I was doing some research on healthcare management and found this article on Apple’s HealthKit application. This application allows patients to input personal data, such as weight, blood glucose, heart rate and blood pressure. This information is transmitted through the cloud to healthcare providers. This can then be utilized to catch early indicators of disease and allow healthcare providers to treat an issue before it becomes more serious. This will ultimately lead to improved survival rates. Other areas of the medical industry utilizing this type of technology include assisted living, home monitoring, and clinical trials. One of the problems with this type of technology is data security. Because it uses cloud storage to improve its connectivity and data sharing, there is a serious threat to theft and data manipulation.

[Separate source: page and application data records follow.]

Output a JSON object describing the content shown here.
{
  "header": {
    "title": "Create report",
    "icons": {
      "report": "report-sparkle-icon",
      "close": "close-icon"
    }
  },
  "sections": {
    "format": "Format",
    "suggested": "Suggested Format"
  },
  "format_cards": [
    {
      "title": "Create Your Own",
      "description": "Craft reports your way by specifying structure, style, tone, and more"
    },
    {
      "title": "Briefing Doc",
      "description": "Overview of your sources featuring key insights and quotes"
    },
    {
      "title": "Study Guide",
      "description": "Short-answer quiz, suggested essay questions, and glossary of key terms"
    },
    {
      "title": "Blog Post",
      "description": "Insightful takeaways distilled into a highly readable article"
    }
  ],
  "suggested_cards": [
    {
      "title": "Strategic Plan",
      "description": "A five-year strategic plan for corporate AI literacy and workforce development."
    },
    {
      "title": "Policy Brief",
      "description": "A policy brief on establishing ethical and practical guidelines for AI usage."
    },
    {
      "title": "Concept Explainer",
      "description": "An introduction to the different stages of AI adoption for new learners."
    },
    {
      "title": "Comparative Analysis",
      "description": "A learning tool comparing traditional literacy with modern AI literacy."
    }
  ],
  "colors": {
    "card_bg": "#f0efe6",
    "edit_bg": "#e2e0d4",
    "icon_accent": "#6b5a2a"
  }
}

Personally I find this interesting because of the benefits this could provide. Over time, this data can be used to establish trends which would allow health professionals to determine what activities/actions lead to certain health outcomes. I also think it could allow for better health insurance pricing. For example, if you had two people on diabetes management plans, health insurance providers could see which customers are following their health plan and which ones aren’t. The idea here being that people who are compliant with their health plans will use fewer medical services, leading to a reduction in spending on medical services. Health insurance providers could then adjust payments based on health plan compliance.
Outside of benefits mentioned in the article, what benefits do you see from using Apple’s HealthKit? Is there any technology that could be used in conjunction with this? Do you have any suggestions for solving this data security problem? Do you see any other threats to healthcare data security as a result of cloud storage?
In this article, the author talks about what the internet should be classified as, a commodity or utility. Currently, the internet is classified as an “information service” which is governed under the Title I of the Communications Act. This means internet service providers have less of a regulatory burden than that of “telecommunication service” providers. Which are governed under Title II of the Communications Act. If the internet is classified as a utility, it would be heavily regulated and their services would be dispersed evenly between all customers. If the internet were to be classified as a commodity, the pricing and availability would be controlled by supply and demand rather than federal authorities. Each classification seems to have its advantages and disadvantages. So, my question is do you think the internet should be classified as a commodity or utility? Why?
Many companies have a combination of on premise and cloud based ERPs, but according to the article by The Wall Street Journal, some bigger companies don’t want to make the full jump to the cloud. Some CIO that are hesitant to do it because of the amount of complexity involved in transferring everything to the cloud. Another reason for not moving critical systems to the cloud is because they are fearful of a crash due to a failure by third parties to manage servers or an unreliable internet connection. Which, if this problem persisted long enough, could possibly cause a company to go out of business. However, on the flip side, the article also mentions the benefits of working off the cloud instead of on premise. Saying that some companies prefer the cloud because they are tired of paying for upgrades and custom programming, which in the short run costs them more money than a monthly subscription fee that allows the company to use the saved money elsewhere.
With that said, my question is do you think that companies should switch completely over to the cloud or do you think that switching over to the cloud completely depends on the company? If so, what factors do you think go into that decision? Or do you think companies should have a hybrid system of on premise and cloud ERPs?